■ SUPPLIED ENTRIES
-------

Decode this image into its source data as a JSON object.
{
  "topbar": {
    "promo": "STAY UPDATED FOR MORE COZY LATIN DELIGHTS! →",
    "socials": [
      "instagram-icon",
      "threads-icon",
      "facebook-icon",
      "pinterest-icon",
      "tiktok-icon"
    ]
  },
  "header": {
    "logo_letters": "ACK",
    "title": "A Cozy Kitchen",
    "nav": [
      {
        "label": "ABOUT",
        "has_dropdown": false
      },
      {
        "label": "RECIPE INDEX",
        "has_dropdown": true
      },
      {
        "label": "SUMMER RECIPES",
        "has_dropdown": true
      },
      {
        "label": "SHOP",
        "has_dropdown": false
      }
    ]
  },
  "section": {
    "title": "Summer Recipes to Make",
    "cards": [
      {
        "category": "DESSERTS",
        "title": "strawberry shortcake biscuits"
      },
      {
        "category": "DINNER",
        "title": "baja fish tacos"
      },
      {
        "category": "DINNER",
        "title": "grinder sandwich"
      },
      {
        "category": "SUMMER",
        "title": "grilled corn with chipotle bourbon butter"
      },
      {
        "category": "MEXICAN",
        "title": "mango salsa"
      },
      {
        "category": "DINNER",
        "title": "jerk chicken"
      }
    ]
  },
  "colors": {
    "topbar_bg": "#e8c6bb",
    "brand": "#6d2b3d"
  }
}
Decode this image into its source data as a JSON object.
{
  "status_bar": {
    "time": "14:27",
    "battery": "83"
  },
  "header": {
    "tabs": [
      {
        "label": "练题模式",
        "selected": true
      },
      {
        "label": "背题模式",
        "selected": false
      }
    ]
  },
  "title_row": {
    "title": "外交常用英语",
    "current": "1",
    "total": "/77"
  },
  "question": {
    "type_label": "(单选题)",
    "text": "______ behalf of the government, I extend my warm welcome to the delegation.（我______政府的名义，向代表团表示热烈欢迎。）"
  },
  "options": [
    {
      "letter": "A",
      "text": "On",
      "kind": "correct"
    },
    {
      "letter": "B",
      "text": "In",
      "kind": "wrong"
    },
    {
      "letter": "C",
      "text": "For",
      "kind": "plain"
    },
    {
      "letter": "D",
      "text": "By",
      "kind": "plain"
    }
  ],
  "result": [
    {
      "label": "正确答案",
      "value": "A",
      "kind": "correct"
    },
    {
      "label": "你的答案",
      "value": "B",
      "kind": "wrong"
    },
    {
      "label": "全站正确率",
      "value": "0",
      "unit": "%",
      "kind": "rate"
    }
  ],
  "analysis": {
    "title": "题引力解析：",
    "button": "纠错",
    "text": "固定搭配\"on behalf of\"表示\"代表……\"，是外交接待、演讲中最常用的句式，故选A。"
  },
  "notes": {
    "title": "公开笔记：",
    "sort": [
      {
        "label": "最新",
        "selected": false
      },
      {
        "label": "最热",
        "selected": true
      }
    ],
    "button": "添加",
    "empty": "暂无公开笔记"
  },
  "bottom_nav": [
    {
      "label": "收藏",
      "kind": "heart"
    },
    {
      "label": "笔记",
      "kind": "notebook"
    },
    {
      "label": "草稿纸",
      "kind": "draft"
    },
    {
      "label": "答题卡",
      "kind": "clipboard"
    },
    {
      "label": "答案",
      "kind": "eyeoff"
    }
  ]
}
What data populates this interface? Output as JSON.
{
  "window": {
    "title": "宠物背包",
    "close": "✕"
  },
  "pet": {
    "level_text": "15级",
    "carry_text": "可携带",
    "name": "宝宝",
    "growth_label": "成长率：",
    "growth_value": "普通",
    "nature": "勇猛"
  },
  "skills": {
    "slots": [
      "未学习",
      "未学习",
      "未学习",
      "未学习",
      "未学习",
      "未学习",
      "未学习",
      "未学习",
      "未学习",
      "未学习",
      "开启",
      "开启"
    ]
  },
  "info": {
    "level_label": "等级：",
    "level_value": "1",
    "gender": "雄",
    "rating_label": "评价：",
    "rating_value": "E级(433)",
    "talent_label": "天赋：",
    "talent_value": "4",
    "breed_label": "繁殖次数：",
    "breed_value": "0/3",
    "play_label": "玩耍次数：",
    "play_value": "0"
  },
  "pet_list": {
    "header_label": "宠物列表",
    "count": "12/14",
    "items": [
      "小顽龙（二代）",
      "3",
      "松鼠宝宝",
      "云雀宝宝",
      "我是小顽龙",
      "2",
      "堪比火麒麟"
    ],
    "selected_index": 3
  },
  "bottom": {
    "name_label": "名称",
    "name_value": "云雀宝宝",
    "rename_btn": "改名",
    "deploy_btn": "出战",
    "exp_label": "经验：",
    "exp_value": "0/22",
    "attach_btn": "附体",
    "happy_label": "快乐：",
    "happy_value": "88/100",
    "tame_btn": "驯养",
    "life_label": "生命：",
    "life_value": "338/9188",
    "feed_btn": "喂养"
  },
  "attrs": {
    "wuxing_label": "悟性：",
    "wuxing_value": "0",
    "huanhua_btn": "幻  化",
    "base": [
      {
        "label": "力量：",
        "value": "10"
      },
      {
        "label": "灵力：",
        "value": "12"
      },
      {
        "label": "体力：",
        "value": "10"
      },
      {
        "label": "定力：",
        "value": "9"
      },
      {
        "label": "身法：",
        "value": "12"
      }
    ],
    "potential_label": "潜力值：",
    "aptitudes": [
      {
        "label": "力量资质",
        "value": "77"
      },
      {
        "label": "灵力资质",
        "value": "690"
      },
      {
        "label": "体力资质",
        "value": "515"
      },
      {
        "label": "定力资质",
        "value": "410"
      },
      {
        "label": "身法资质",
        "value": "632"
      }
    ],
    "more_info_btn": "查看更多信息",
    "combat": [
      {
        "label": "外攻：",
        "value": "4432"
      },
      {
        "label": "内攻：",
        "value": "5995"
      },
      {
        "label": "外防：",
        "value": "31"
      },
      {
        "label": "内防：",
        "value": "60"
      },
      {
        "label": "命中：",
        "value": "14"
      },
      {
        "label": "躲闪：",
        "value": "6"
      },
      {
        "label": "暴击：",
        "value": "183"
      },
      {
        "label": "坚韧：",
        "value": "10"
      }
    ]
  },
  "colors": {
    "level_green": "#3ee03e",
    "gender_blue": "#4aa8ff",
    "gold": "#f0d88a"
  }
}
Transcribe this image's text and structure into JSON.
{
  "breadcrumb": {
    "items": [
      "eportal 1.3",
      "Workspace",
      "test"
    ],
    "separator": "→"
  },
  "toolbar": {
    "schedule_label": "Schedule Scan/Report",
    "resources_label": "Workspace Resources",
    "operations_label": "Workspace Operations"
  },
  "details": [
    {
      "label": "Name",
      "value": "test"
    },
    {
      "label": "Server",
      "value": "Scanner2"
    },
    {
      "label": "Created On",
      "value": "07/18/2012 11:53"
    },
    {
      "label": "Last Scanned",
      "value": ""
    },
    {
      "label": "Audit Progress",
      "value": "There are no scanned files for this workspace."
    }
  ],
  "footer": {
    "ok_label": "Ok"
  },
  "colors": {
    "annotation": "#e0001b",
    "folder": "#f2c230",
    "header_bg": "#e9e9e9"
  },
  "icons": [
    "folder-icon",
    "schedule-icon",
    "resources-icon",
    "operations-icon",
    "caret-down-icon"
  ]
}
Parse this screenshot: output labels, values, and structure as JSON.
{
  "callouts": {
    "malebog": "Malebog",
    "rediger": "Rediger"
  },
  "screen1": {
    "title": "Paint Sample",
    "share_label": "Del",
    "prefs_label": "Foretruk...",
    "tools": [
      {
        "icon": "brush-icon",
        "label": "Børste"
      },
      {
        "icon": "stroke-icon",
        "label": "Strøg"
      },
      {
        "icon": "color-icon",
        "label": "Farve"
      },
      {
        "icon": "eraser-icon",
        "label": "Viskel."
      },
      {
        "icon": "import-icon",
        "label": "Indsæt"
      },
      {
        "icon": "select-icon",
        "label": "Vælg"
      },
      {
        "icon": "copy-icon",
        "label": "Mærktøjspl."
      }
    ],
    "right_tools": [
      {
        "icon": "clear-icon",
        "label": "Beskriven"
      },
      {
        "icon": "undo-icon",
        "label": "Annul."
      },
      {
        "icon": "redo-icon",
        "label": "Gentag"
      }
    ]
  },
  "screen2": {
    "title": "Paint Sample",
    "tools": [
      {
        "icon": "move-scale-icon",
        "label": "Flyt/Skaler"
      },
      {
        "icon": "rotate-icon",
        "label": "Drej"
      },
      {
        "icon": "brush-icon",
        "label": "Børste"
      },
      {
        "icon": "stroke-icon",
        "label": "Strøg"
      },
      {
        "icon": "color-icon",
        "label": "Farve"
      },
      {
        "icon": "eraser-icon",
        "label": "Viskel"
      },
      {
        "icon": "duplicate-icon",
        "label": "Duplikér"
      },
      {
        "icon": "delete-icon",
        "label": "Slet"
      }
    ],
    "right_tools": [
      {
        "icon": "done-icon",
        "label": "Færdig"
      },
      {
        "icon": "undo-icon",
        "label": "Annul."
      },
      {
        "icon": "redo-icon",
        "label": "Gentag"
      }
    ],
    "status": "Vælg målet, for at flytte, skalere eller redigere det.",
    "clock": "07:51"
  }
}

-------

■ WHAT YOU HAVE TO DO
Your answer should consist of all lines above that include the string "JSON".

■ OUTPUT
Decode this image into its source data as a JSON object.
Decode this image into its source data as a JSON object.
What data populates this interface? Output as JSON.
Transcribe this image's text and structure into JSON.
Parse this screenshot: output labels, values, and structure as JSON.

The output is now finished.